# Exercise instructions
Emit the data below verbatim, stripping out any pictures.

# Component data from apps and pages
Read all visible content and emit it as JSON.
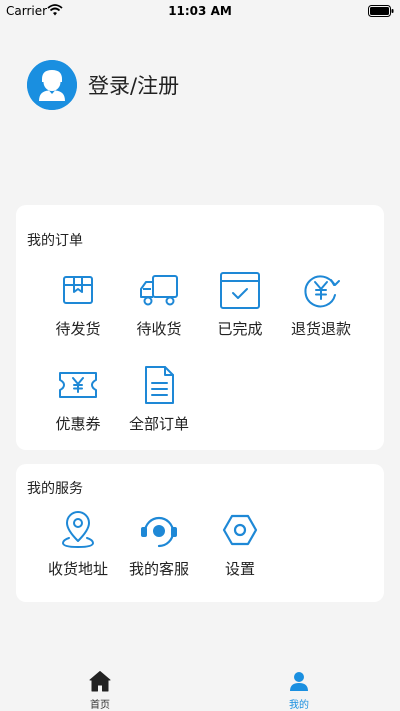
{
  "status_bar": {
    "carrier": "Carrier",
    "time": "11:03 AM"
  },
  "profile": {
    "login_label": "登录/注册"
  },
  "orders": {
    "title": "我的订单",
    "items": [
      {
        "label": "待发货",
        "icon": "package-box-icon"
      },
      {
        "label": "待收货",
        "icon": "delivery-truck-icon"
      },
      {
        "label": "已完成",
        "icon": "checked-box-icon"
      },
      {
        "label": "退货退款",
        "icon": "yuan-refund-icon"
      },
      {
        "label": "优惠券",
        "icon": "coupon-ticket-icon"
      },
      {
        "label": "全部订单",
        "icon": "document-list-icon"
      }
    ]
  },
  "services": {
    "title": "我的服务",
    "items": [
      {
        "label": "收货地址",
        "icon": "location-pin-icon"
      },
      {
        "label": "我的客服",
        "icon": "customer-service-icon"
      },
      {
        "label": "设置",
        "icon": "hexagon-nut-settings-icon"
      }
    ]
  },
  "tabbar": {
    "tabs": [
      {
        "label": "首页",
        "icon": "home-icon",
        "active": false
      },
      {
        "label": "我的",
        "icon": "user-icon",
        "active": true
      }
    ]
  },
  "colors": {
    "accent": "#1a8fe0",
    "icon_blue": "#1e88d6",
    "background": "#f4f4f4",
    "card": "#ffffff"
  }
}
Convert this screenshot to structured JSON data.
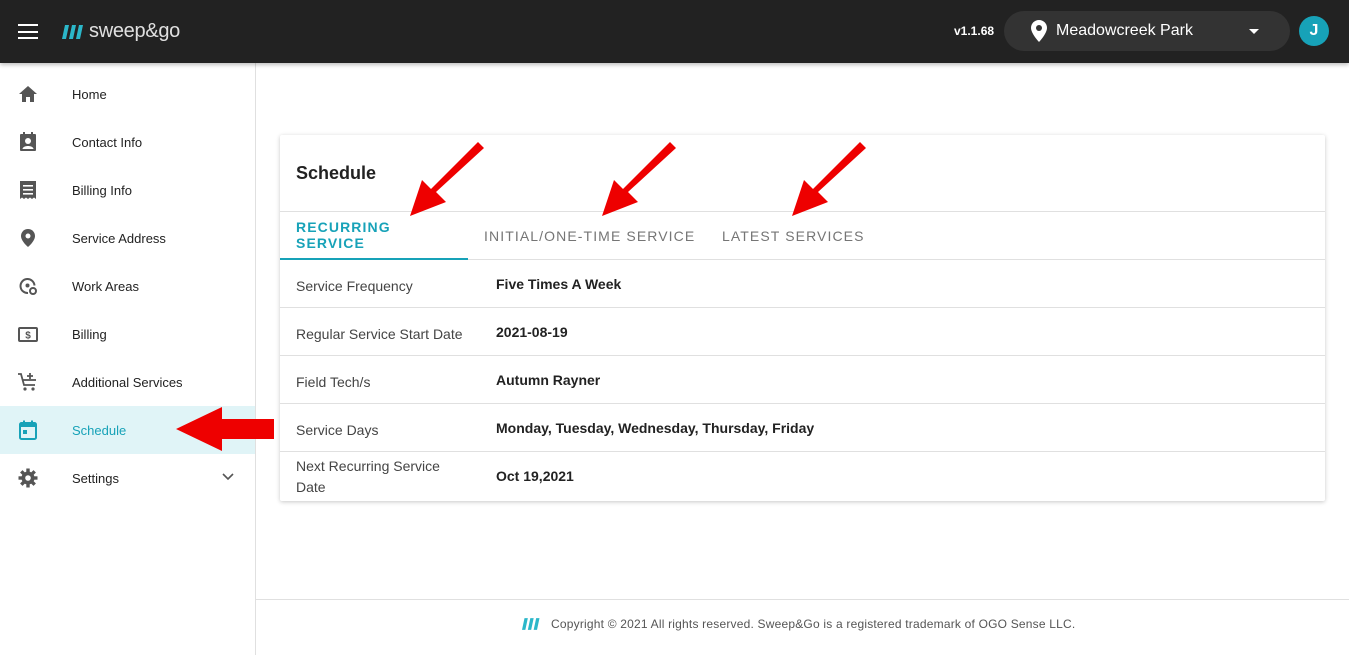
{
  "header": {
    "logo_text": "sweep&go",
    "version": "v1.1.68",
    "location": "Meadowcreek Park",
    "avatar_initial": "J",
    "accent_color": "#17a2b8",
    "bar_color": "#222222"
  },
  "sidebar": {
    "items": [
      {
        "label": "Home",
        "icon": "home-icon"
      },
      {
        "label": "Contact Info",
        "icon": "contact-card-icon"
      },
      {
        "label": "Billing Info",
        "icon": "receipt-icon"
      },
      {
        "label": "Service Address",
        "icon": "location-pin-icon"
      },
      {
        "label": "Work Areas",
        "icon": "map-area-icon"
      },
      {
        "label": "Billing",
        "icon": "dollar-bill-icon"
      },
      {
        "label": "Additional Services",
        "icon": "cart-plus-icon"
      },
      {
        "label": "Schedule",
        "icon": "calendar-icon",
        "active": true
      },
      {
        "label": "Settings",
        "icon": "gear-icon",
        "expandable": true
      }
    ]
  },
  "card": {
    "title": "Schedule",
    "tabs": [
      {
        "label": "RECURRING SERVICE",
        "active": true
      },
      {
        "label": "INITIAL/ONE-TIME SERVICE"
      },
      {
        "label": "LATEST SERVICES"
      }
    ],
    "rows": [
      {
        "label": "Service Frequency",
        "value": "Five Times A Week"
      },
      {
        "label": "Regular Service Start Date",
        "value": "2021-08-19"
      },
      {
        "label": "Field Tech/s",
        "value": "Autumn Rayner"
      },
      {
        "label": "Service Days",
        "value": "Monday, Tuesday, Wednesday, Thursday, Friday"
      },
      {
        "label": "Next Recurring Service Date",
        "value": "Oct 19,2021"
      }
    ]
  },
  "footer": {
    "text": "Copyright © 2021 All rights reserved. Sweep&Go is a registered trademark of OGO Sense LLC."
  },
  "annotations": {
    "arrow_color": "#ee0000"
  }
}
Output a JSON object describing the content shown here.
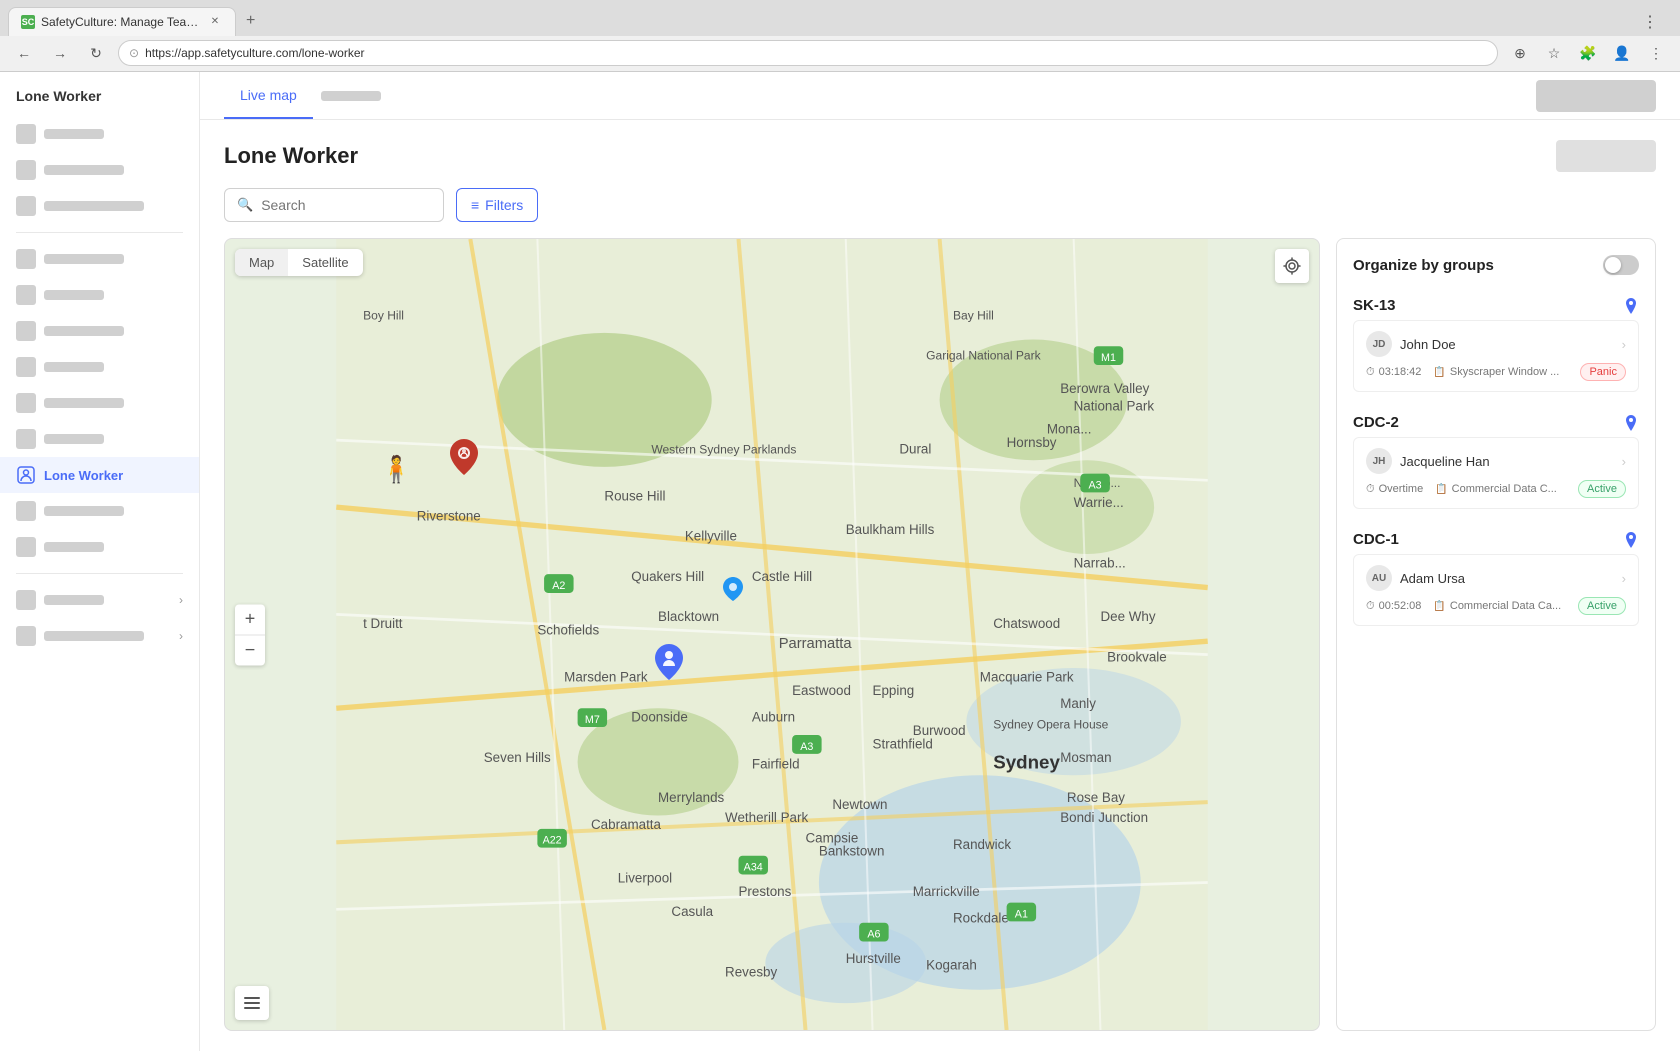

# Response to the exercise
Read all visible content and emit it as JSON.
{
  "status_bar": {
    "carrier": "Carrier",
    "time": "11:03 AM"
  },
  "profile": {
    "login_label": "登录/注册"
  },
  "orders": {
    "title": "我的订单",
    "items": [
      {
        "label": "待发货",
        "icon": "package-box-icon"
      },
      {
        "label": "待收货",
        "icon": "delivery-truck-icon"
      },
      {
        "label": "已完成",
        "icon": "checked-box-icon"
      },
      {
        "label": "退货退款",
        "icon": "yuan-refund-icon"
      },
      {
        "label": "优惠券",
        "icon": "coupon-ticket-icon"
      },
      {
        "label": "全部订单",
        "icon": "document-list-icon"
      }
    ]
  },
  "services": {
    "title": "我的服务",
    "items": [
      {
        "label": "收货地址",
        "icon": "location-pin-icon"
      },
      {
        "label": "我的客服",
        "icon": "customer-service-icon"
      },
      {
        "label": "设置",
        "icon": "hexagon-nut-settings-icon"
      }
    ]
  },
  "tabbar": {
    "tabs": [
      {
        "label": "首页",
        "icon": "home-icon",
        "active": false
      },
      {
        "label": "我的",
        "icon": "user-icon",
        "active": true
      }
    ]
  },
  "colors": {
    "accent": "#1a8fe0",
    "icon_blue": "#1e88d6",
    "background": "#f4f4f4",
    "card": "#ffffff"
  }
}
Convert this screenshot to structured JSON data.
{
  "header": {
    "logo_text": "sweep&go",
    "version": "v1.1.68",
    "location": "Meadowcreek Park",
    "avatar_initial": "J",
    "accent_color": "#17a2b8",
    "bar_color": "#222222"
  },
  "sidebar": {
    "items": [
      {
        "label": "Home",
        "icon": "home-icon"
      },
      {
        "label": "Contact Info",
        "icon": "contact-card-icon"
      },
      {
        "label": "Billing Info",
        "icon": "receipt-icon"
      },
      {
        "label": "Service Address",
        "icon": "location-pin-icon"
      },
      {
        "label": "Work Areas",
        "icon": "map-area-icon"
      },
      {
        "label": "Billing",
        "icon": "dollar-bill-icon"
      },
      {
        "label": "Additional Services",
        "icon": "cart-plus-icon"
      },
      {
        "label": "Schedule",
        "icon": "calendar-icon",
        "active": true
      },
      {
        "label": "Settings",
        "icon": "gear-icon",
        "expandable": true
      }
    ]
  },
  "card": {
    "title": "Schedule",
    "tabs": [
      {
        "label": "RECURRING SERVICE",
        "active": true
      },
      {
        "label": "INITIAL/ONE-TIME SERVICE"
      },
      {
        "label": "LATEST SERVICES"
      }
    ],
    "rows": [
      {
        "label": "Service Frequency",
        "value": "Five Times A Week"
      },
      {
        "label": "Regular Service Start Date",
        "value": "2021-08-19"
      },
      {
        "label": "Field Tech/s",
        "value": "Autumn Rayner"
      },
      {
        "label": "Service Days",
        "value": "Monday, Tuesday, Wednesday, Thursday, Friday"
      },
      {
        "label": "Next Recurring Service Date",
        "value": "Oct 19,2021"
      }
    ]
  },
  "footer": {
    "text": "Copyright © 2021 All rights reserved. Sweep&Go is a registered trademark of OGO Sense LLC."
  },
  "annotations": {
    "arrow_color": "#ee0000"
  }
}
Output a JSON object describing the content shown here.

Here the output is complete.